building it in 2005. No other West Bank village has rallied so long and so
consistently against the security barrier.
As a result, the Bil’in
rallies have come to symbolize Palestinian anger against the barrier throughout
the West Bank.
The old high-voltage fence separated farmers in Bil’in
from their land. The relocated barrier, which was just completed, placed 650
dunams (65 hectares) of farmland back on the Palestinian side of the
But it still left 1,300 dunams on the Israeli side. Villagers
have vowed to continue their rallies until the barrier is completely removed and
all their land is easily accessible to them.
Israel is building the West
Bank security barrier to protect its citizens from
Palestinians, however, say that the structure is designed to
deprive them of farmland and has little to do with security.
The IDF on
Sunday said that it understood that the relocated barrier would not affect the
protest movement in Bil’in against the structure.
“Protests here will
continue because there is a lot of money involved,” Binyamin Brigade commander
Col. Sa’ar Tzur said.
“For a long time this has not been a political or
diplomatic issue. They get money from foreign donors,” Tzur said, but he did not
provide any names of individual or organizational donors.

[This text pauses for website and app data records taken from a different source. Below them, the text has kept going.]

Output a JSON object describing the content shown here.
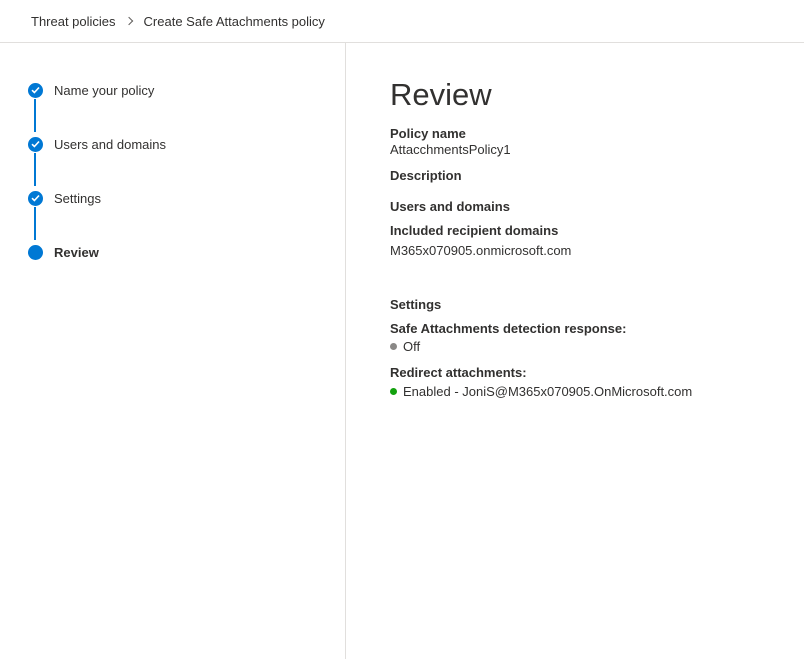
{
  "breadcrumb": {
    "parent": "Threat policies",
    "current": "Create Safe Attachments policy"
  },
  "steps": [
    {
      "label": "Name your policy",
      "state": "completed"
    },
    {
      "label": "Users and domains",
      "state": "completed"
    },
    {
      "label": "Settings",
      "state": "completed"
    },
    {
      "label": "Review",
      "state": "active"
    }
  ],
  "review": {
    "title": "Review",
    "policy_name_label": "Policy name",
    "policy_name_value": "AttacchmentsPolicy1",
    "description_label": "Description",
    "users_domains_heading": "Users and domains",
    "included_domains_label": "Included recipient domains",
    "included_domains_value": "M365x070905.onmicrosoft.com",
    "settings_heading": "Settings",
    "detection_response_label": "Safe Attachments detection response:",
    "detection_response_value": "Off",
    "detection_response_color": "#8a8886",
    "redirect_label": "Redirect attachments:",
    "redirect_value": "Enabled - JoniS@M365x070905.OnMicrosoft.com",
    "redirect_color": "#13a10e"
  },
  "colors": {
    "accent": "#0078d4"
  }
}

He added that
teenagers were being paid to participate in the demonstrations.
Pollak of the Popular Struggle Coordination Committee, which helps organize the
Bil’in protests, rejected the IDF’s allegations as ridiculous.

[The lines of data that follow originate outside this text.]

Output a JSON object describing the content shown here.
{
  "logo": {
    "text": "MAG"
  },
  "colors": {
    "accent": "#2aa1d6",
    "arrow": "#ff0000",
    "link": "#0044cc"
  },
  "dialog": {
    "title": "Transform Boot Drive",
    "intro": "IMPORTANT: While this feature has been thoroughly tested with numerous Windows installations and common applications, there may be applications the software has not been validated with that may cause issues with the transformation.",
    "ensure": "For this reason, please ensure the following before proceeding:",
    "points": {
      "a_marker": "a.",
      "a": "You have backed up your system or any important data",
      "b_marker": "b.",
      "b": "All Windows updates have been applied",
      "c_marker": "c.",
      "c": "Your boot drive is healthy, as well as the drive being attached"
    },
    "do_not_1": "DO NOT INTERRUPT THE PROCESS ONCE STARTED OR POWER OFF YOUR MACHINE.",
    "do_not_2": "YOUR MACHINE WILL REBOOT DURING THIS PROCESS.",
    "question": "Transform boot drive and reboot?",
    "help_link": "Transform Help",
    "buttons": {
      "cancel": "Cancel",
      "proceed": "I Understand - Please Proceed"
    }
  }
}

who made the charge “receives a huge salary for shooting demonstrators,” Pollak
On Sunday, bulldozers, cranes and construction workers were busy
taking down the old barrier. As Tzur spoke, behind him a crane was busy stacking

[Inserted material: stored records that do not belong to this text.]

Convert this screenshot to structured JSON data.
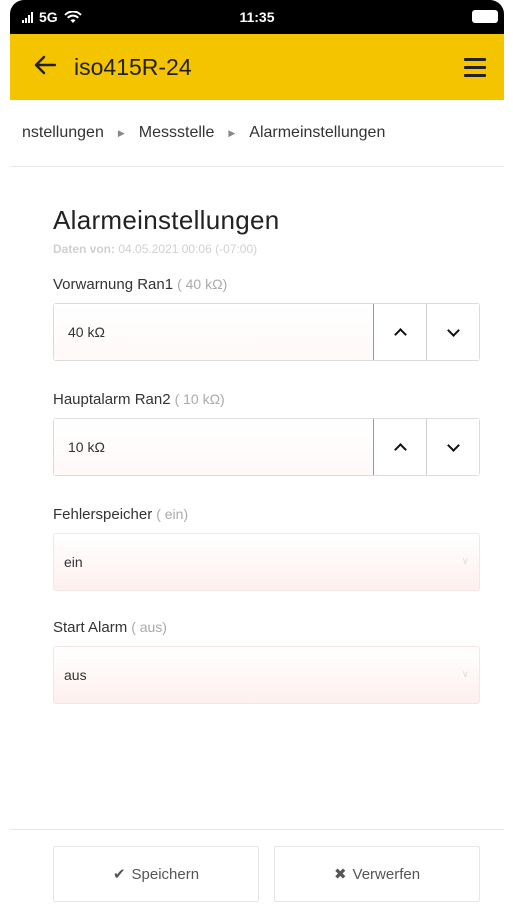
{
  "status_bar": {
    "network": "5G",
    "time": "11:35"
  },
  "app_bar": {
    "title": "iso415R-24",
    "back_icon": "arrow-left-icon",
    "menu_icon": "hamburger-menu-icon"
  },
  "breadcrumb": {
    "items": [
      "nstellungen",
      "Messstelle",
      "Alarmeinstellungen"
    ]
  },
  "page": {
    "title": "Alarmeinstellungen",
    "date_prefix": "Daten von:",
    "date_value": "04.05.2021 00:06 (-07:00)"
  },
  "fields": {
    "vorwarnung": {
      "label": "Vorwarnung Ran1",
      "hint": "( 40 kΩ)",
      "value": "40 kΩ"
    },
    "hauptalarm": {
      "label": "Hauptalarm Ran2",
      "hint": "( 10 kΩ)",
      "value": "10 kΩ"
    },
    "fehlerspeicher": {
      "label": "Fehlerspeicher",
      "hint": "( ein)",
      "value": "ein"
    },
    "start_alarm": {
      "label": "Start Alarm",
      "hint": "( aus)",
      "value": "aus"
    }
  },
  "footer": {
    "save_label": "Speichern",
    "discard_label": "Verwerfen",
    "save_icon": "check-icon",
    "discard_icon": "x-icon"
  },
  "colors": {
    "accent": "#f5c400"
  }
}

sections of the fence.
Along the barrier section, which was the site of
the weekly protests, workers were busy getting ready to dismantle the wire fence
where the IDF had in the past fired tear gas and rubber bullets at
The demolition of the old fence and the construction of the new
wall, at a cost of NIS 31 million, was the result of a High Court of Justice
ruling in 2007 that the former route was illegal.
It took two years for
the IDF to provide the court with an acceptable route.
Only in February
2010 did the army begin work to reroute 1,700 meters of the high-voltage
Last week, the IDF began preparation work to remove that fence. On
Sunday, it began taking it down.
“We view it as an important political
victory, but it still is a whitewash for land theft.
will continue until the wall is dismantled entirely,” Pollak said of the removal
of the old barrier.